• _Exercise brief_
Show the lines below where "content" occurs.

-------

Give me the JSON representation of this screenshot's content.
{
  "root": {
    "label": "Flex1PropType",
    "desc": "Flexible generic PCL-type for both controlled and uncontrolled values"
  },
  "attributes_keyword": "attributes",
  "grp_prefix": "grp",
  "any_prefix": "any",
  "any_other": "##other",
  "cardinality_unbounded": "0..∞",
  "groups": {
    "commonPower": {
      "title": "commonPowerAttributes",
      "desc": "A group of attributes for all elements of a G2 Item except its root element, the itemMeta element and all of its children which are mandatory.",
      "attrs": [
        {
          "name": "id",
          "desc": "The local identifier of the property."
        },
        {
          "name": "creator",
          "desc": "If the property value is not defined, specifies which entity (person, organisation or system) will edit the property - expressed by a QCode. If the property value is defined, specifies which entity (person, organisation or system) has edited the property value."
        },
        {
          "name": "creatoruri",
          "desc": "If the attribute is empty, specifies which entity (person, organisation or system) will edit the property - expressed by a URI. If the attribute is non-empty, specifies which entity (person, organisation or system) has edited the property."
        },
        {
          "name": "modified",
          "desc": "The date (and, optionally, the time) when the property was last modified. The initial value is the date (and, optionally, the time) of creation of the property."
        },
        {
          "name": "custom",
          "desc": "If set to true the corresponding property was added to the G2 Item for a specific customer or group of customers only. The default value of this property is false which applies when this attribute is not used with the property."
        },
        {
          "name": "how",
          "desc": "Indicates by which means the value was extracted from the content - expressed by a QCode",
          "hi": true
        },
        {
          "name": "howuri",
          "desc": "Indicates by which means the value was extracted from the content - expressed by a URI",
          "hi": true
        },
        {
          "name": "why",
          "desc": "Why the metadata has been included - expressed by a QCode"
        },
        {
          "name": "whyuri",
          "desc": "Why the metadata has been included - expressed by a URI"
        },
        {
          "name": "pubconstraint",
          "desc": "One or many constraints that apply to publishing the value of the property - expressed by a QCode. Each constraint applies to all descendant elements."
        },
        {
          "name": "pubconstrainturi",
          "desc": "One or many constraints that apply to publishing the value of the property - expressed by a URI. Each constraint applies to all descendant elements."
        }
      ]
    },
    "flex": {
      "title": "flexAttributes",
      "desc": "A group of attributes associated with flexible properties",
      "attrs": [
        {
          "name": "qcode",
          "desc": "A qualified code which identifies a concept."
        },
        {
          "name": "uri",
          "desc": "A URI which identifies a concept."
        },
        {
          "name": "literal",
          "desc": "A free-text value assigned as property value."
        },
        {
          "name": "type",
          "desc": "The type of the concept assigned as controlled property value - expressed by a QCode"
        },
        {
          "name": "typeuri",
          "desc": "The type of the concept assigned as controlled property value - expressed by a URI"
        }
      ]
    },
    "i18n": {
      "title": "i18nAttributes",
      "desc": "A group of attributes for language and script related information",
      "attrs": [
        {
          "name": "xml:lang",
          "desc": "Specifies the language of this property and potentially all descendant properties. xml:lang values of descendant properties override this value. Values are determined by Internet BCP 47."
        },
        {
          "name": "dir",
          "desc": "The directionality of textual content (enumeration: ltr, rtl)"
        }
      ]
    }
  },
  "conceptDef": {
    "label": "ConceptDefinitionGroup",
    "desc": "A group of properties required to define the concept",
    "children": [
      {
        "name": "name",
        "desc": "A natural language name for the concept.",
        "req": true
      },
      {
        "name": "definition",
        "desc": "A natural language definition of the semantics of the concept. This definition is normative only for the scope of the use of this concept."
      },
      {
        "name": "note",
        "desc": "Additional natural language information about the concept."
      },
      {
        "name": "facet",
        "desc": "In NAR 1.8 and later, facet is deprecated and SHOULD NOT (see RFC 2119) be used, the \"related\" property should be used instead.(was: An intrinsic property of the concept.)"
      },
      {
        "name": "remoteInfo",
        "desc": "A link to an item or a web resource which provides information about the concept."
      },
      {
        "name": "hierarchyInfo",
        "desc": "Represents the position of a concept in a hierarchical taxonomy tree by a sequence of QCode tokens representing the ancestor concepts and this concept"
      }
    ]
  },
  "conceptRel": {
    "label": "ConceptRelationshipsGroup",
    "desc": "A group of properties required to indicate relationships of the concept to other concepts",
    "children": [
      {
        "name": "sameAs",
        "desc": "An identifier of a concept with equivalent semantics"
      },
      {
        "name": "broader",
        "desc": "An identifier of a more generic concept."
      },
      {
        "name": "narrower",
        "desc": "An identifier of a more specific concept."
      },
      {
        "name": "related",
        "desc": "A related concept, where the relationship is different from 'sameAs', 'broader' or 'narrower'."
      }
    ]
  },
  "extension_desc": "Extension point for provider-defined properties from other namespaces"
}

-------

• _Finished exercise_
Give me the JSON representation of this screenshot's content.
          "desc": "Indicates by which means the value was extracted from the content - expressed by a QCode",
          "desc": "Indicates by which means the value was extracted from the content - expressed by a URI",
          "desc": "The directionality of textual content (enumeration: ltr, rtl)"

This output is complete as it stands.